▶ _ASSIGNMENT_: When you copy the data, keep every line exactly as written and skip the pictures.

Stored items from a collection
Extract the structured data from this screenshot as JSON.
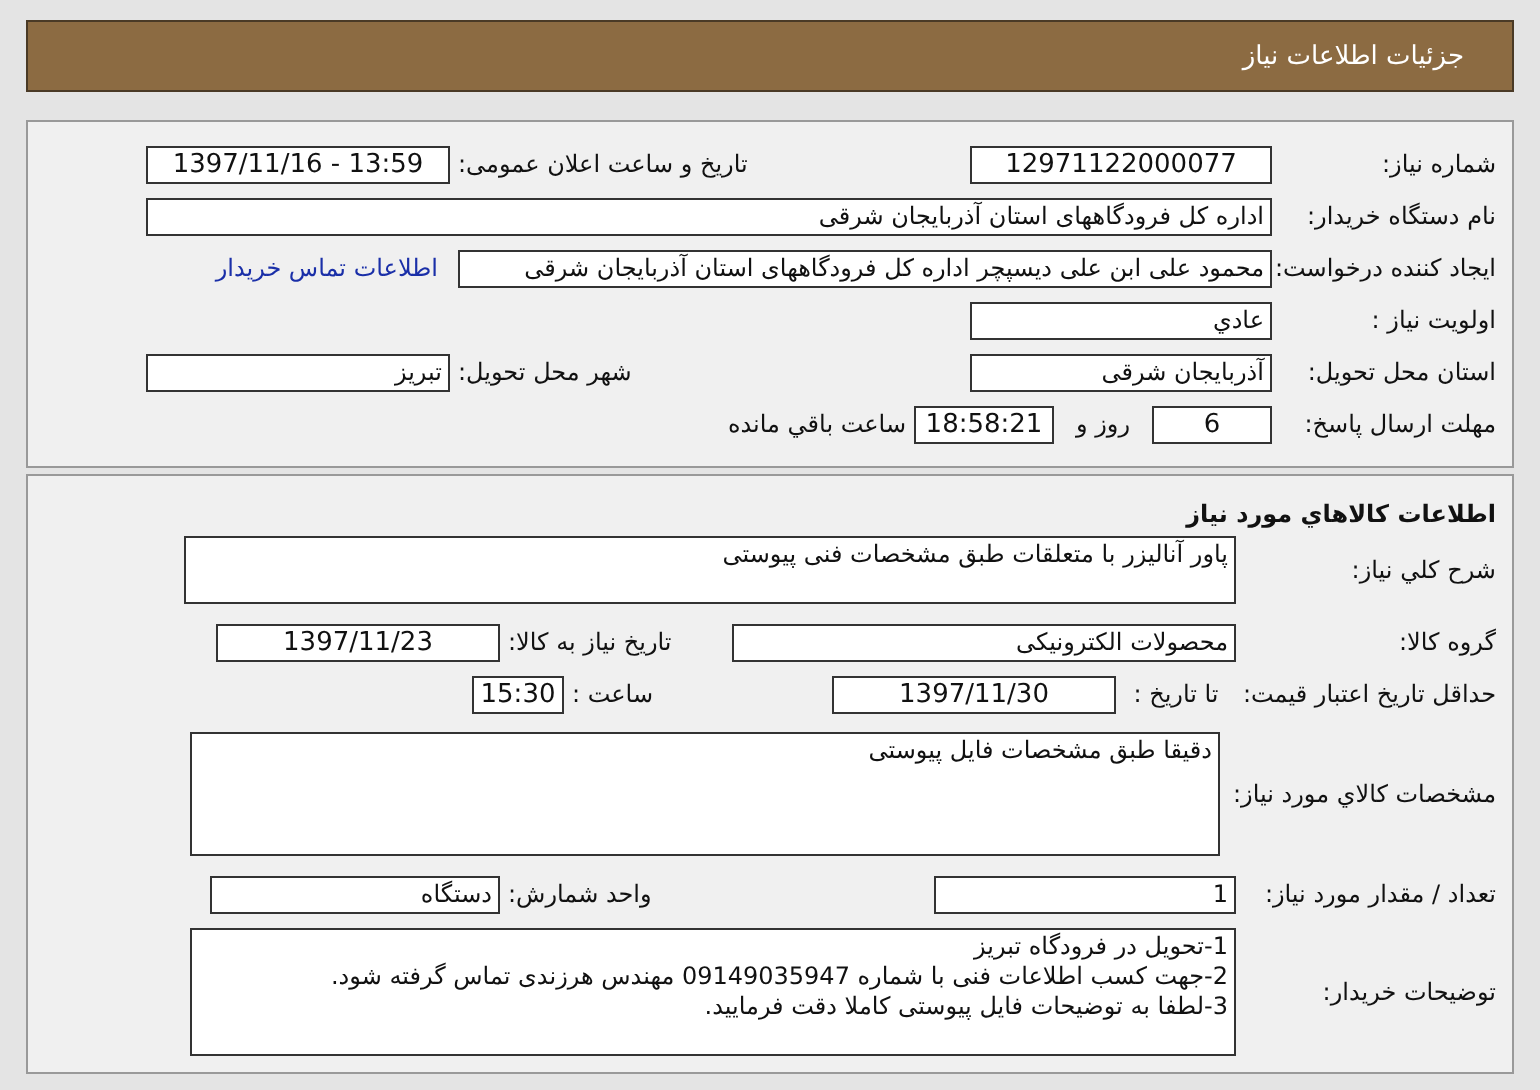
{
  "header": {
    "title": "جزئیات اطلاعات نیاز"
  },
  "summary": {
    "need_number": {
      "label": "شماره نیاز:",
      "value": "12971122000077"
    },
    "announce_datetime": {
      "label": "تاریخ و ساعت اعلان عمومی:",
      "value": "1397/11/16 - 13:59"
    },
    "buyer_org": {
      "label": "نام دستگاه خریدار:",
      "value": "اداره کل فرودگاههای استان آذربایجان شرقی"
    },
    "requester": {
      "label": "ایجاد کننده درخواست:",
      "value": "محمود علی ابن علی دیسپچر اداره کل فرودگاههای استان آذربایجان شرقی",
      "link": "اطلاعات تماس خریدار"
    },
    "priority": {
      "label": "اولویت نیاز :",
      "value": "عادي"
    },
    "province": {
      "label": "استان محل تحویل:",
      "value": "آذربایجان شرقی"
    },
    "city": {
      "label": "شهر محل تحویل:",
      "value": "تبریز"
    },
    "deadline": {
      "label": "مهلت ارسال پاسخ:",
      "days": "6",
      "days_suffix": "روز و",
      "time": "18:58:21",
      "time_suffix": "ساعت باقي مانده"
    }
  },
  "goods": {
    "title": "اطلاعات کالاهاي مورد نیاز",
    "description": {
      "label": "شرح کلي نیاز:",
      "value": "پاور آنالیزر با متعلقات طبق مشخصات فنی پیوستی"
    },
    "group": {
      "label": "گروه کالا:",
      "value": "محصولات الکترونیکی"
    },
    "need_date": {
      "label": "تاریخ نیاز به کالا:",
      "value": "1397/11/23"
    },
    "price_validity": {
      "label": "حداقل تاریخ اعتبار قیمت:",
      "date_label": "تا تاریخ :",
      "date": "1397/11/30",
      "time_label": "ساعت :",
      "time": "15:30"
    },
    "specs": {
      "label": "مشخصات کالاي مورد نیاز:",
      "value": "دقیقا طبق مشخصات فایل پیوستی"
    },
    "quantity": {
      "label": "تعداد / مقدار مورد نیاز:",
      "value": "1"
    },
    "unit": {
      "label": "واحد شمارش:",
      "value": "دستگاه"
    },
    "notes": {
      "label": "توضیحات خریدار:",
      "lines": [
        "1-تحویل در فرودگاه تبریز",
        "2-جهت کسب اطلاعات فنی با شماره 09149035947 مهندس هرزندی تماس گرفته شود.",
        "3-لطفا به توضیحات فایل پیوستی کاملا دقت فرمایید."
      ]
    }
  }
}
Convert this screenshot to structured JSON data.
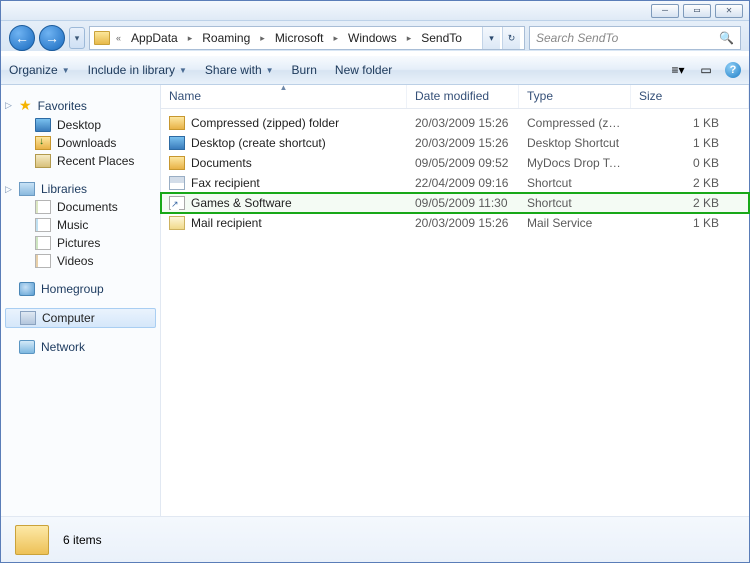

▶ _EXERCISE OUTPUT_:
Extract the structured data from this screenshot as JSON.
{
  "header": {
    "title": "جزئیات اطلاعات نیاز"
  },
  "summary": {
    "need_number": {
      "label": "شماره نیاز:",
      "value": "12971122000077"
    },
    "announce_datetime": {
      "label": "تاریخ و ساعت اعلان عمومی:",
      "value": "1397/11/16 - 13:59"
    },
    "buyer_org": {
      "label": "نام دستگاه خریدار:",
      "value": "اداره کل فرودگاههای استان آذربایجان شرقی"
    },
    "requester": {
      "label": "ایجاد کننده درخواست:",
      "value": "محمود علی ابن علی دیسپچر اداره کل فرودگاههای استان آذربایجان شرقی",
      "link": "اطلاعات تماس خریدار"
    },
    "priority": {
      "label": "اولویت نیاز :",
      "value": "عادي"
    },
    "province": {
      "label": "استان محل تحویل:",
      "value": "آذربایجان شرقی"
    },
    "city": {
      "label": "شهر محل تحویل:",
      "value": "تبریز"
    },
    "deadline": {
      "label": "مهلت ارسال پاسخ:",
      "days": "6",
      "days_suffix": "روز و",
      "time": "18:58:21",
      "time_suffix": "ساعت باقي مانده"
    }
  },
  "goods": {
    "title": "اطلاعات کالاهاي مورد نیاز",
    "description": {
      "label": "شرح کلي نیاز:",
      "value": "پاور آنالیزر با متعلقات طبق مشخصات فنی پیوستی"
    },
    "group": {
      "label": "گروه کالا:",
      "value": "محصولات الکترونیکی"
    },
    "need_date": {
      "label": "تاریخ نیاز به کالا:",
      "value": "1397/11/23"
    },
    "price_validity": {
      "label": "حداقل تاریخ اعتبار قیمت:",
      "date_label": "تا تاریخ :",
      "date": "1397/11/30",
      "time_label": "ساعت :",
      "time": "15:30"
    },
    "specs": {
      "label": "مشخصات کالاي مورد نیاز:",
      "value": "دقیقا طبق مشخصات فایل پیوستی"
    },
    "quantity": {
      "label": "تعداد / مقدار مورد نیاز:",
      "value": "1"
    },
    "unit": {
      "label": "واحد شمارش:",
      "value": "دستگاه"
    },
    "notes": {
      "label": "توضیحات خریدار:",
      "lines": [
        "1-تحویل در فرودگاه تبریز",
        "2-جهت کسب اطلاعات فنی با شماره 09149035947 مهندس هرزندی تماس گرفته شود.",
        "3-لطفا به توضیحات فایل پیوستی کاملا دقت فرمایید."
      ]
    }
  }
}
Convert this screenshot to structured JSON data.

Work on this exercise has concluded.